— REQUIRED WORK —
With the pictures left out, restate every entry word for word.

(Stored data entries)
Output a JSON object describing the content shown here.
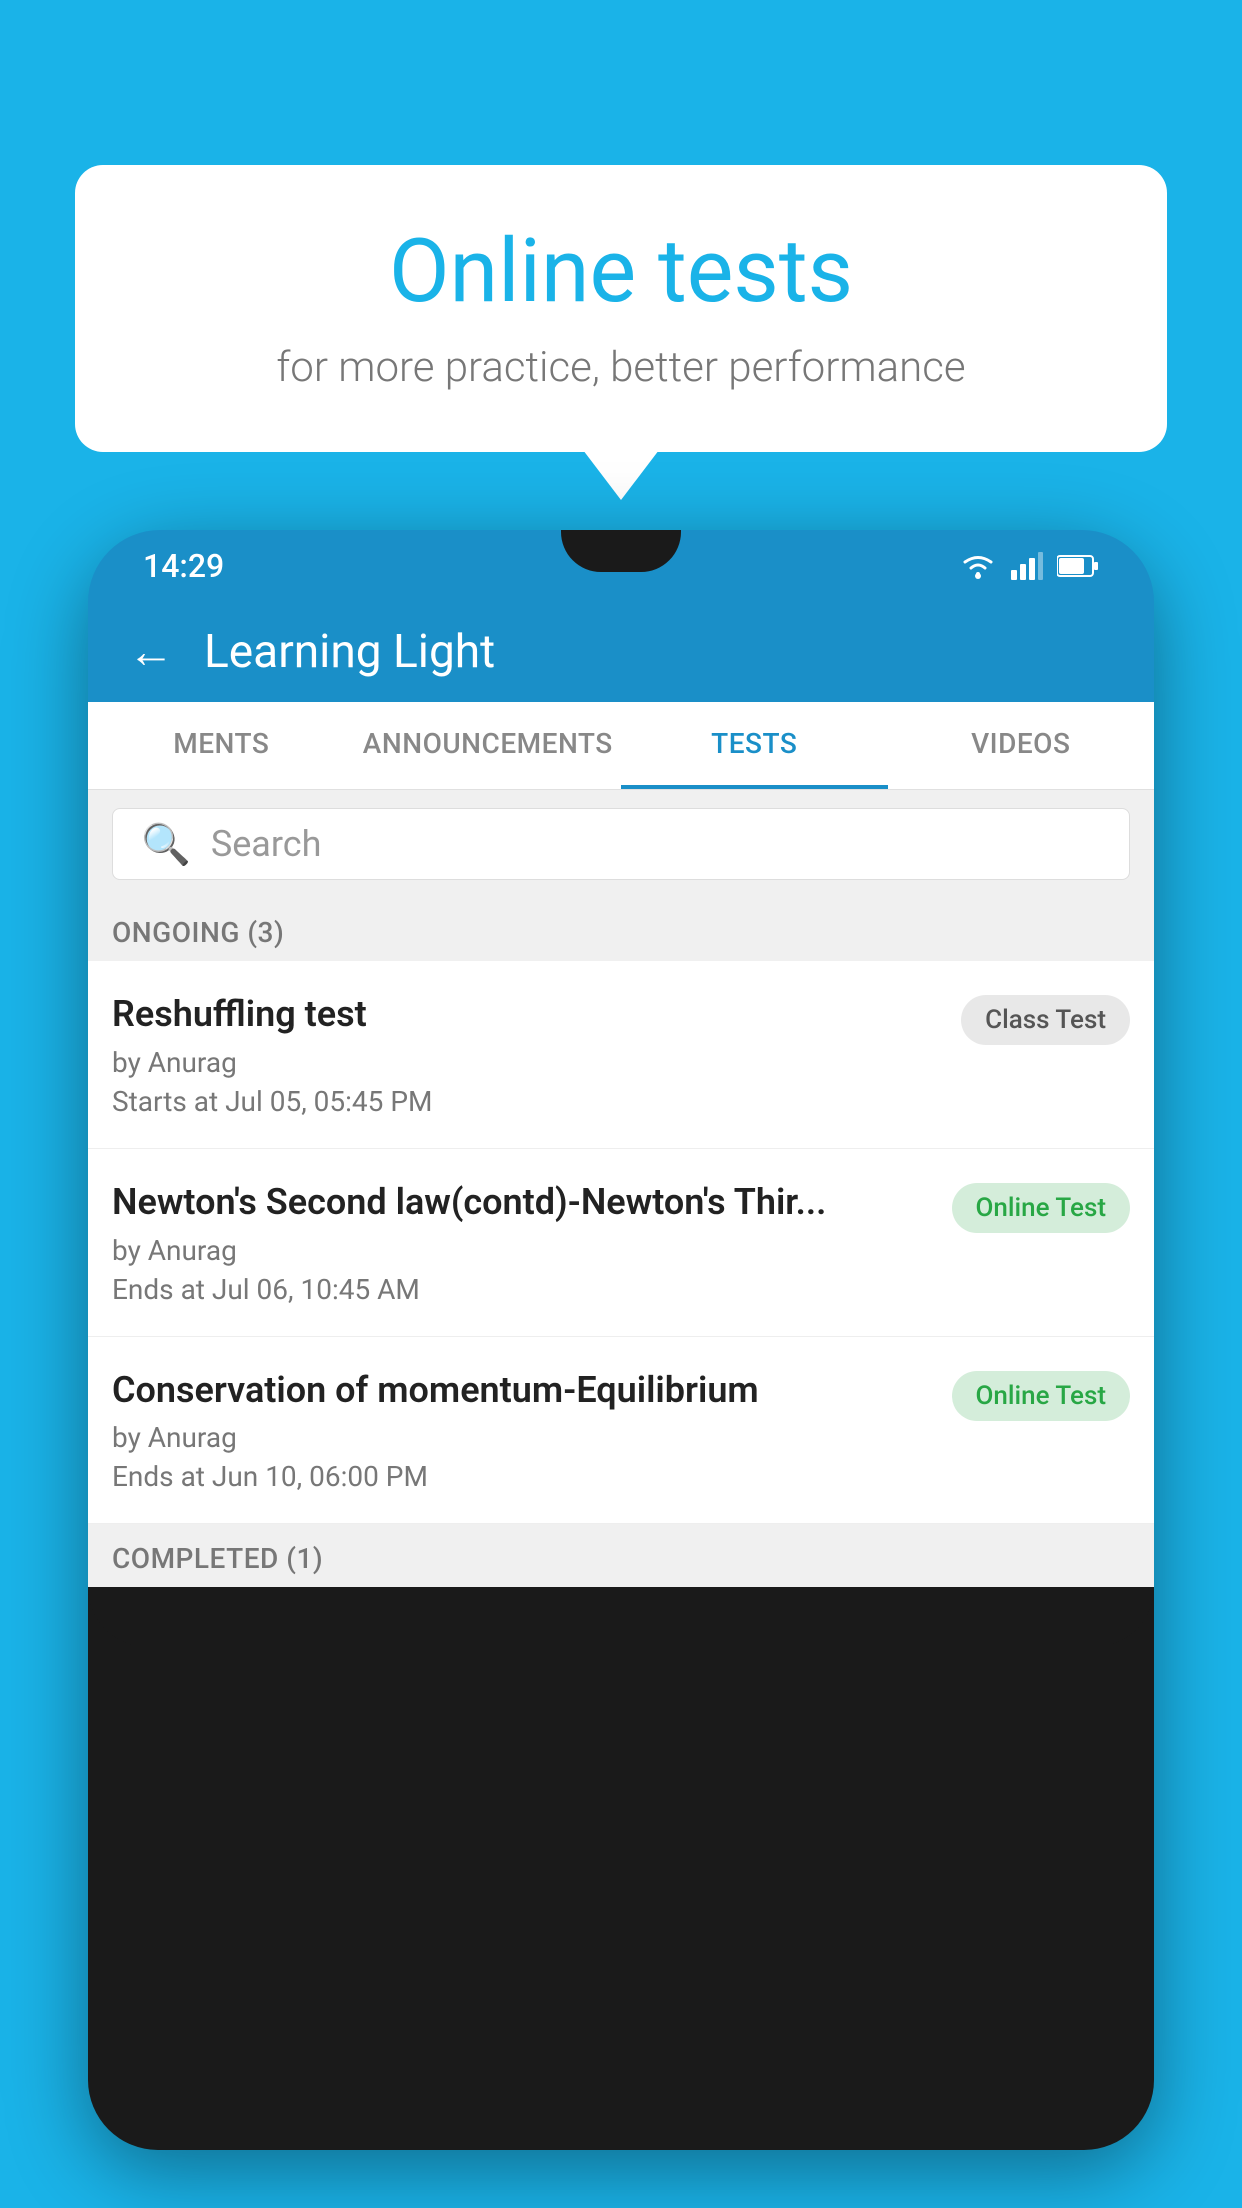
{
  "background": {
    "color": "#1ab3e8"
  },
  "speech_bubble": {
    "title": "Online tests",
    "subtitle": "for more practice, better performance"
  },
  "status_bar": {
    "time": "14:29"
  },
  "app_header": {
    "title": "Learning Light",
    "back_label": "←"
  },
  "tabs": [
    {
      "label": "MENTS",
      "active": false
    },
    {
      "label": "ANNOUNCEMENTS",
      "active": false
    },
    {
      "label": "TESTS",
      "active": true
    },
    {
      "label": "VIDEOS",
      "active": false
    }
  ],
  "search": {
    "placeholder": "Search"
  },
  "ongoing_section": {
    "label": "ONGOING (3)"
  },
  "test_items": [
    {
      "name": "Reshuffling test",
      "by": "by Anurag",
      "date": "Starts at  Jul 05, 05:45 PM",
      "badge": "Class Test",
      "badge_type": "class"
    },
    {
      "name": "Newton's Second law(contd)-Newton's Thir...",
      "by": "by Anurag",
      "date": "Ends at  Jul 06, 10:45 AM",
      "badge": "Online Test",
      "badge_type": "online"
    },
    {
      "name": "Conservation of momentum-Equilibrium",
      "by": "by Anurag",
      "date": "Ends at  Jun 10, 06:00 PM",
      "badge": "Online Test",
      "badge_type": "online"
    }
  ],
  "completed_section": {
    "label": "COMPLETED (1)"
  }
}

— REPLY TO THE EXERCISE —
Output a JSON object describing the content shown here.
{
  "background": {
    "color": "#1ab3e8"
  },
  "speech_bubble": {
    "title": "Online tests",
    "subtitle": "for more practice, better performance"
  },
  "status_bar": {
    "time": "14:29"
  },
  "app_header": {
    "title": "Learning Light",
    "back_label": "←"
  },
  "tabs": [
    {
      "label": "MENTS",
      "active": false
    },
    {
      "label": "ANNOUNCEMENTS",
      "active": false
    },
    {
      "label": "TESTS",
      "active": true
    },
    {
      "label": "VIDEOS",
      "active": false
    }
  ],
  "search": {
    "placeholder": "Search"
  },
  "ongoing_section": {
    "label": "ONGOING (3)"
  },
  "test_items": [
    {
      "name": "Reshuffling test",
      "by": "by Anurag",
      "date": "Starts at  Jul 05, 05:45 PM",
      "badge": "Class Test",
      "badge_type": "class"
    },
    {
      "name": "Newton's Second law(contd)-Newton's Thir...",
      "by": "by Anurag",
      "date": "Ends at  Jul 06, 10:45 AM",
      "badge": "Online Test",
      "badge_type": "online"
    },
    {
      "name": "Conservation of momentum-Equilibrium",
      "by": "by Anurag",
      "date": "Ends at  Jun 10, 06:00 PM",
      "badge": "Online Test",
      "badge_type": "online"
    }
  ],
  "completed_section": {
    "label": "COMPLETED (1)"
  }
}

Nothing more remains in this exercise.